Find the lines holding the string "label" in the data, then copy all of them.

[Opening Records for processing section]

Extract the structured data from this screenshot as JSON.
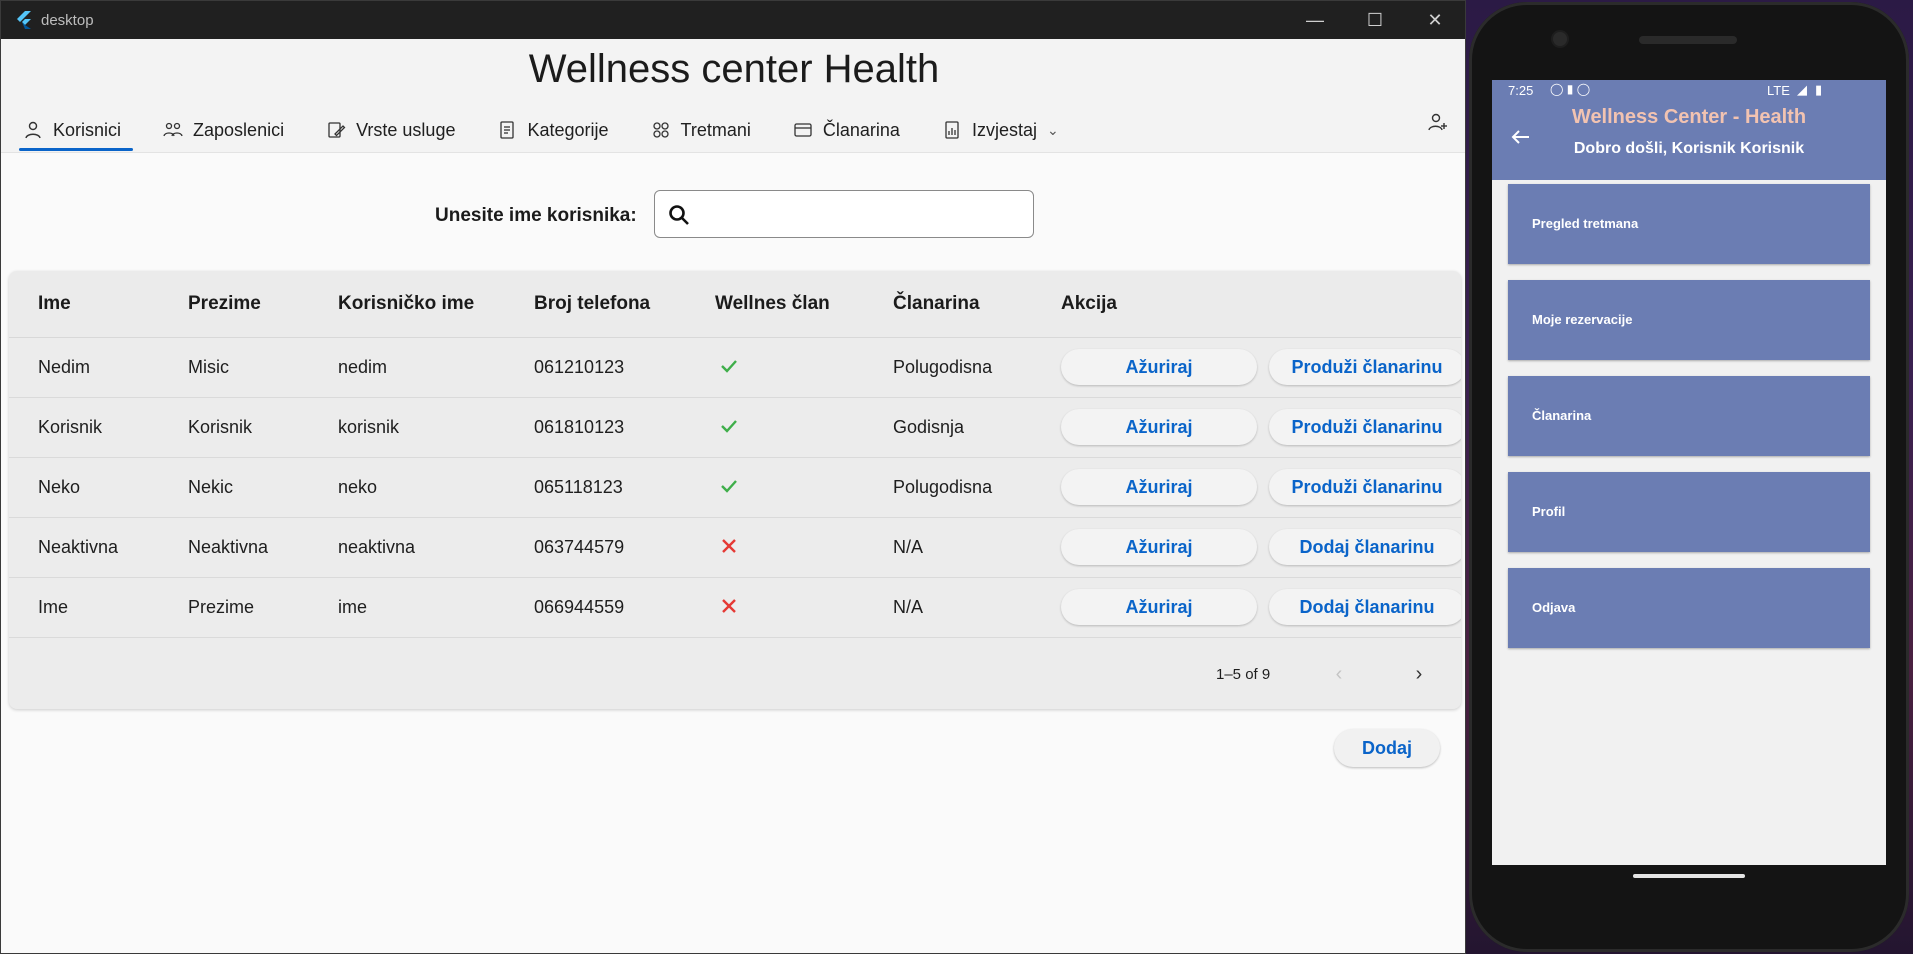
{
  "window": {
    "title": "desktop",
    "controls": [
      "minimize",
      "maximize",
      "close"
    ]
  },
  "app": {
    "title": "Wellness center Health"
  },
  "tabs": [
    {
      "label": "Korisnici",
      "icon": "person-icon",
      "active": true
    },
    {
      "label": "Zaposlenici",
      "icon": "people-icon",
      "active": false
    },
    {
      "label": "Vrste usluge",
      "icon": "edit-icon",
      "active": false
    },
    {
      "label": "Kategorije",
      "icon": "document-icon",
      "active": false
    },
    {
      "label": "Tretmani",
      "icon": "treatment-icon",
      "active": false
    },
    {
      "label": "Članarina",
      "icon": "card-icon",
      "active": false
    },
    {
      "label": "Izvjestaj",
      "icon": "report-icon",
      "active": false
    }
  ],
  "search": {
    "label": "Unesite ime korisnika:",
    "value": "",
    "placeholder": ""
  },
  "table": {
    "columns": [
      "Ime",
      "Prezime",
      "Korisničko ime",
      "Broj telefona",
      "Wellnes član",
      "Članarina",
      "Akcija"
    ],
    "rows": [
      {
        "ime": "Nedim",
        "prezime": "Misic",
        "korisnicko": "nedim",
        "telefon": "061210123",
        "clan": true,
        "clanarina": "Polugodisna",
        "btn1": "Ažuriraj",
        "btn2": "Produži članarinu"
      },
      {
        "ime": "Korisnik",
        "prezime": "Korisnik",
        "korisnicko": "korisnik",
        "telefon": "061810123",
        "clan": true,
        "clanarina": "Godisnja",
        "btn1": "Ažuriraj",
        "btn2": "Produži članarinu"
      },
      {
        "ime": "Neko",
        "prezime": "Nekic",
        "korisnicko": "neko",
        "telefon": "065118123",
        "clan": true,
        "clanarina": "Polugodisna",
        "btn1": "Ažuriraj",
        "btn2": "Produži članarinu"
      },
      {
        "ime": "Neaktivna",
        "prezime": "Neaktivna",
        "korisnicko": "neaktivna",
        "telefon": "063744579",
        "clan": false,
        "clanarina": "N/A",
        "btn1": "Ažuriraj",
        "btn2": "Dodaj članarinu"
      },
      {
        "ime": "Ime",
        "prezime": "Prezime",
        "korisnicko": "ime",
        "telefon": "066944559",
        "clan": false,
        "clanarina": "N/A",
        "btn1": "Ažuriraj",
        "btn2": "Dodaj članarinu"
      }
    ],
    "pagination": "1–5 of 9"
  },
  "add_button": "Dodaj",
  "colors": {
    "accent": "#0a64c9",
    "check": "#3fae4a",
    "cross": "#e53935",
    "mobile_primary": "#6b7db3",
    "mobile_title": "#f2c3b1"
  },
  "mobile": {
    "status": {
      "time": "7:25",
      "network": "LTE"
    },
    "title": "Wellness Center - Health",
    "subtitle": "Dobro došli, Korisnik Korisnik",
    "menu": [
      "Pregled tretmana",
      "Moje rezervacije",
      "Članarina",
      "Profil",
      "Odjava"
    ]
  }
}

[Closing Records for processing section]

◆ **Output of the task**
      "label": "Korisnici",
      "label": "Zaposlenici",
      "label": "Vrste usluge",
      "label": "Kategorije",
      "label": "Tretmani",
      "label": "Članarina",
      "label": "Izvjestaj",
    "label": "Unesite ime korisnika:",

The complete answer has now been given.